Be it resolved...
A week into 2003, I overheard my friend exhort his dinner companion to "Keep your New Year's resolution, my dear."
I couldn't help myself. "What is your resolution?" I asked the woman, 99 percent certain it had to do with dieting, since that's always my resolution. Scowling, the lady replied: "I promised to not be negative."
What? No putting down the neighbors? No talking stink about politicians? No complaining about the job? For the rest of the evening the woman struggled to be relentlessly upbeat. We hardly had anything to say to one another.
My mother always said, "If you can't say something nice about somebody, don't say anything at all." In practice, I've leaned more toward the sentiment embroidered on a pillow owned by the late Washington, D.C., hostess Alice Roosevelt Longworth: "If you can't say anything good about someone, sit right here by me."

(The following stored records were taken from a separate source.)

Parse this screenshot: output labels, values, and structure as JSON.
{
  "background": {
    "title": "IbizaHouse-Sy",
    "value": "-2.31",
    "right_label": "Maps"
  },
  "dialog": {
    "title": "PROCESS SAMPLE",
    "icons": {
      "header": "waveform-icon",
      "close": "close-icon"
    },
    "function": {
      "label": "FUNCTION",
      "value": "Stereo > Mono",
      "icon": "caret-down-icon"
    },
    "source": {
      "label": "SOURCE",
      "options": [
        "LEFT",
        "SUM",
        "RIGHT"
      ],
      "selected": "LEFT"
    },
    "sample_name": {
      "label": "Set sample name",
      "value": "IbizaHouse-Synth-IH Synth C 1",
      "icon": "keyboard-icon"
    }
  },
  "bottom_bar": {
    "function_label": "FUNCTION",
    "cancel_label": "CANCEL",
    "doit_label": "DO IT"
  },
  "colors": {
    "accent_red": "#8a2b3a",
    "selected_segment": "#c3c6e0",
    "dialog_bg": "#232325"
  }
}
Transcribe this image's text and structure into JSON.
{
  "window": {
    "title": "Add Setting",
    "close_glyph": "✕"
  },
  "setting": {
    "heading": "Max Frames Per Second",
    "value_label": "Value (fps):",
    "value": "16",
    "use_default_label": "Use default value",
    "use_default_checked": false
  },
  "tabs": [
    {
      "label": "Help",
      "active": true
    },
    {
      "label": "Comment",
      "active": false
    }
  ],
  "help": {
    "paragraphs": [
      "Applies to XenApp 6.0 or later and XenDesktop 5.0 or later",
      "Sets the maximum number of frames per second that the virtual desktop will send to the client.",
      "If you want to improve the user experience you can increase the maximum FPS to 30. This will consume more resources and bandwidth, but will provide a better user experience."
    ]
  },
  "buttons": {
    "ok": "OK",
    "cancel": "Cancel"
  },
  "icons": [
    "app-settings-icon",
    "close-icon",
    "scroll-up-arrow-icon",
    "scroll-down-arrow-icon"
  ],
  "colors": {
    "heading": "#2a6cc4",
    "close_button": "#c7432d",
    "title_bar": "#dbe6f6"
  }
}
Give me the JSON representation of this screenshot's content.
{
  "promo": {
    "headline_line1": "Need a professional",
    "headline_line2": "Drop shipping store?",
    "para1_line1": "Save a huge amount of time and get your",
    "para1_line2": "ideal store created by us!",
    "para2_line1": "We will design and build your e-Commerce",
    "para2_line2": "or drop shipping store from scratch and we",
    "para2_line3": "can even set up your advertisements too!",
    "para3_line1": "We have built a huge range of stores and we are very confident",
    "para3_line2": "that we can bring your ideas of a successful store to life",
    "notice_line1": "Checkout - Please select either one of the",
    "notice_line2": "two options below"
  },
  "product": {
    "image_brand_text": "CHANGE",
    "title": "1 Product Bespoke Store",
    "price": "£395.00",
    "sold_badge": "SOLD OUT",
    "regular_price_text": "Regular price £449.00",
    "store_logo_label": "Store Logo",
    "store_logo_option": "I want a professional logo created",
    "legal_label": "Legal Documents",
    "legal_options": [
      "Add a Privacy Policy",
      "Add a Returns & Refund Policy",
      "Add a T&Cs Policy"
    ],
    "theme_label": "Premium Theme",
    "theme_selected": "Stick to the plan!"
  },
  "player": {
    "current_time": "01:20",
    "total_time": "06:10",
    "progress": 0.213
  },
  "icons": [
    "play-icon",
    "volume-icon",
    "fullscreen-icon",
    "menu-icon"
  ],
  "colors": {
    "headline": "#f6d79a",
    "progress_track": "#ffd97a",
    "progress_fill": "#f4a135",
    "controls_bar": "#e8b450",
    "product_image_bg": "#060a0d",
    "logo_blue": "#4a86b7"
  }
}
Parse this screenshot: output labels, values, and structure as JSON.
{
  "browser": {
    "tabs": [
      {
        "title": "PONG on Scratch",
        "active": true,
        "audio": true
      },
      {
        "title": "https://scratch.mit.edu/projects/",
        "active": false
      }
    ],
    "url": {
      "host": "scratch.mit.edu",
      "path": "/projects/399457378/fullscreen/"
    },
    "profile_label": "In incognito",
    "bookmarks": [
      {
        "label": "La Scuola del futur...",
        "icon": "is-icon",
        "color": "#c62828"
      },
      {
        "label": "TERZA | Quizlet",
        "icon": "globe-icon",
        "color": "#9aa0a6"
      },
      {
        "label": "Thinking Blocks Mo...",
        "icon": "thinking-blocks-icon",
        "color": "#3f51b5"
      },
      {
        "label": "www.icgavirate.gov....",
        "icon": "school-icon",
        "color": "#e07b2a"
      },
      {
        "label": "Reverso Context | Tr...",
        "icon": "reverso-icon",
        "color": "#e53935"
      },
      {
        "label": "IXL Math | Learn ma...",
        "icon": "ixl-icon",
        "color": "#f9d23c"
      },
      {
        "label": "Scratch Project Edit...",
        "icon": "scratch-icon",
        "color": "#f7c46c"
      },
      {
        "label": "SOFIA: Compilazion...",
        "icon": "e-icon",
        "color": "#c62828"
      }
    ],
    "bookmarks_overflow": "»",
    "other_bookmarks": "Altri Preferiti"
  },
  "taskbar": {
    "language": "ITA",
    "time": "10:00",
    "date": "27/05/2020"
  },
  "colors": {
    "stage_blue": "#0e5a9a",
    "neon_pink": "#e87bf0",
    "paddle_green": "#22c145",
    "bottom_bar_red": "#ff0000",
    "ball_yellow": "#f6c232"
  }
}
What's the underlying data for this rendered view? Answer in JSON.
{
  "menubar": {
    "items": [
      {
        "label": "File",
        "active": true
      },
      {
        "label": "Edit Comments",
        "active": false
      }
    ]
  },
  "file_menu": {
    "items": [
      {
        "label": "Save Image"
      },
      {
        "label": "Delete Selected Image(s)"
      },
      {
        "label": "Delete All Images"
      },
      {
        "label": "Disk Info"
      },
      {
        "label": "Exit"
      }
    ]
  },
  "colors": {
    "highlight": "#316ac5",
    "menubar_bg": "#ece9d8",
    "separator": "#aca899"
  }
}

Nonetheless, the idea of not being negative struck a chord in me. What if we got up in the morning and behaved like the dog, full of positive energy and wet kisses for everyone, quivering in uncontrolled eagerness to greet the day? We'd know our territorial boundaries, be loyal and obedient, and count ourselves content with a bone.
Think what would happen to Congress if it jettisoned negativism. There'd be no more name-calling, arm-twisting or behind-closed-doors politics. Bills could be praised instead of criticized, laws would spring from congenial compromise and presidential candidates of opposing parties would make nice.
Being positive in an airport security line would eliminate four-letter-word mumblings, exaggerated exhaling when ordered to "spread 'em," and exasperated complaints about triple-layer bureaucracy. We'd thank the screener for dumping the contents of our carry-on bag for all to see.
If we were positive thinkers we wouldn't need newspaper editorials or letters to the editor in the Pilot-Tribune, talk radio or reality television - how could we vote somebody off an island? There'd be no need for priests or preachers and we'd deep-six the clamor for a nuclear missile shield because we'd live by the Golden Rule. That would allow us to spend more money on education, prescription drugs, health care and social security.
If President Bush made a New Year's resolution to not be negative, would that keep us out of a war even the generals don't want? Would that mean the United Nations inspectors would be given more time to properly do their job in Iraq? Would Secretary of State Colin Powell be allowed to seek a diplomatic solution to the crisis with North Korea? Would Saddam Hussein be offered a face-saving exit that could bring 200,000 American servicemen and women home safe to their loved ones?
Setting aside its religious dogma, "The Power of Positive Thinking" is still a pretty good book. Written by Dr. Norman Vincent Peale, it urges readers to rise above problems by visualizing how to solve them. Its basic premise is that positive thoughts lead to positive acts, which in turn banish self-doubt. What could be more positive than promoting world peace and preventing armed conflict?
Even though Dr. Peale's book has sold more than 20 million copies in 42 languages since it was published in 1952, it's possible that National Security Adviser Condoleezza Rice, Defense Secretary Donald Rumsfeld, Vice President Dick Cheney, Secretary of State Colin Powell - perhaps even the president - have not read it.
Excuse me while I log on to Amazon.com to buy copies for them.
Tad Bartimus is a former newspaper reporter, now a book author, and contributor to the Pilot-Tribune.